> [Assignment]:
The result should be the lines from the one holding "What data populates" to the final line of the records, retyped exactly.

[Recorded data — start]

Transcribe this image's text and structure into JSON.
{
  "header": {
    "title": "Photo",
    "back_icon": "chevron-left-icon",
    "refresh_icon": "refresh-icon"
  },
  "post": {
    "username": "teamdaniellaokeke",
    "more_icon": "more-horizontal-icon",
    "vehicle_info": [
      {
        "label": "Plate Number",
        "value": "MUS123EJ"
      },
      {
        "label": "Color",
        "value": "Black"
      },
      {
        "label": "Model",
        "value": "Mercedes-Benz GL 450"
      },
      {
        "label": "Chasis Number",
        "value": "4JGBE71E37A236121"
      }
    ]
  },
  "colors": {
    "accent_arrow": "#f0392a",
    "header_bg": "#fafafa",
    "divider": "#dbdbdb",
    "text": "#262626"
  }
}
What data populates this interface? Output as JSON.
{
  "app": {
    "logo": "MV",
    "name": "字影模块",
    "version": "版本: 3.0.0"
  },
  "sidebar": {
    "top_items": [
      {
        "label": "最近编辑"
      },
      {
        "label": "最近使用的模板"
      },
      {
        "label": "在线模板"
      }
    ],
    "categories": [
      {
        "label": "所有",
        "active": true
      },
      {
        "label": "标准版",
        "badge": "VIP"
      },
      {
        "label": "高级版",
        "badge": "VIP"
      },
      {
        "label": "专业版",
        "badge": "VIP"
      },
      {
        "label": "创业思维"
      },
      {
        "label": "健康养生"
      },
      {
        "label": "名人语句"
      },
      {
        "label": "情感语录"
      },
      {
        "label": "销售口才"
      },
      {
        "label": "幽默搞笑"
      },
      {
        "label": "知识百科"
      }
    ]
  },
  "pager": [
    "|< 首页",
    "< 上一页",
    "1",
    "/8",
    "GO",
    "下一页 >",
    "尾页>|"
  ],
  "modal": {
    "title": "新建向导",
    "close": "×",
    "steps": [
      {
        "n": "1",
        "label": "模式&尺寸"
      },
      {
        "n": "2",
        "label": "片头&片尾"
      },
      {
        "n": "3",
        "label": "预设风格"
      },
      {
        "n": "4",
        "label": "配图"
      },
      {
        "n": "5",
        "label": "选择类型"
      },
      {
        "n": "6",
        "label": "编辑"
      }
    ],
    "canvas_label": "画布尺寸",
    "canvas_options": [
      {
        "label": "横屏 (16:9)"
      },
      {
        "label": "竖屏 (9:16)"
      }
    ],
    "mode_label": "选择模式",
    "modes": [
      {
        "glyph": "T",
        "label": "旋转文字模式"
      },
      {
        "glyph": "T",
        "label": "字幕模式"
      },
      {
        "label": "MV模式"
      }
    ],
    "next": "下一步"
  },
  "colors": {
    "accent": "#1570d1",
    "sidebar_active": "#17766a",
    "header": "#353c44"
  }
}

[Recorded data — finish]

> [Answer to this exercise]:
What data populates this interface? Output as JSON.
{
  "app": {
    "logo": "MV",
    "name": "字影模块",
    "version": "版本: 3.0.0"
  },
  "sidebar": {
    "top_items": [
      {
        "label": "最近编辑"
      },
      {
        "label": "最近使用的模板"
      },
      {
        "label": "在线模板"
      }
    ],
    "categories": [
      {
        "label": "所有",
        "active": true
      },
      {
        "label": "标准版",
        "badge": "VIP"
      },
      {
        "label": "高级版",
        "badge": "VIP"
      },
      {
        "label": "专业版",
        "badge": "VIP"
      },
      {
        "label": "创业思维"
      },
      {
        "label": "健康养生"
      },
      {
        "label": "名人语句"
      },
      {
        "label": "情感语录"
      },
      {
        "label": "销售口才"
      },
      {
        "label": "幽默搞笑"
      },
      {
        "label": "知识百科"
      }
    ]
  },
  "pager": [
    "|< 首页",
    "< 上一页",
    "1",
    "/8",
    "GO",
    "下一页 >",
    "尾页>|"
  ],
  "modal": {
    "title": "新建向导",
    "close": "×",
    "steps": [
      {
        "n": "1",
        "label": "模式&尺寸"
      },
      {
        "n": "2",
        "label": "片头&片尾"
      },
      {
        "n": "3",
        "label": "预设风格"
      },
      {
        "n": "4",
        "label": "配图"
      },
      {
        "n": "5",
        "label": "选择类型"
      },
      {
        "n": "6",
        "label": "编辑"
      }
    ],
    "canvas_label": "画布尺寸",
    "canvas_options": [
      {
        "label": "横屏 (16:9)"
      },
      {
        "label": "竖屏 (9:16)"
      }
    ],
    "mode_label": "选择模式",
    "modes": [
      {
        "glyph": "T",
        "label": "旋转文字模式"
      },
      {
        "glyph": "T",
        "label": "字幕模式"
      },
      {
        "label": "MV模式"
      }
    ],
    "next": "下一步"
  },
  "colors": {
    "accent": "#1570d1",
    "sidebar_active": "#17766a",
    "header": "#353c44"
  }
}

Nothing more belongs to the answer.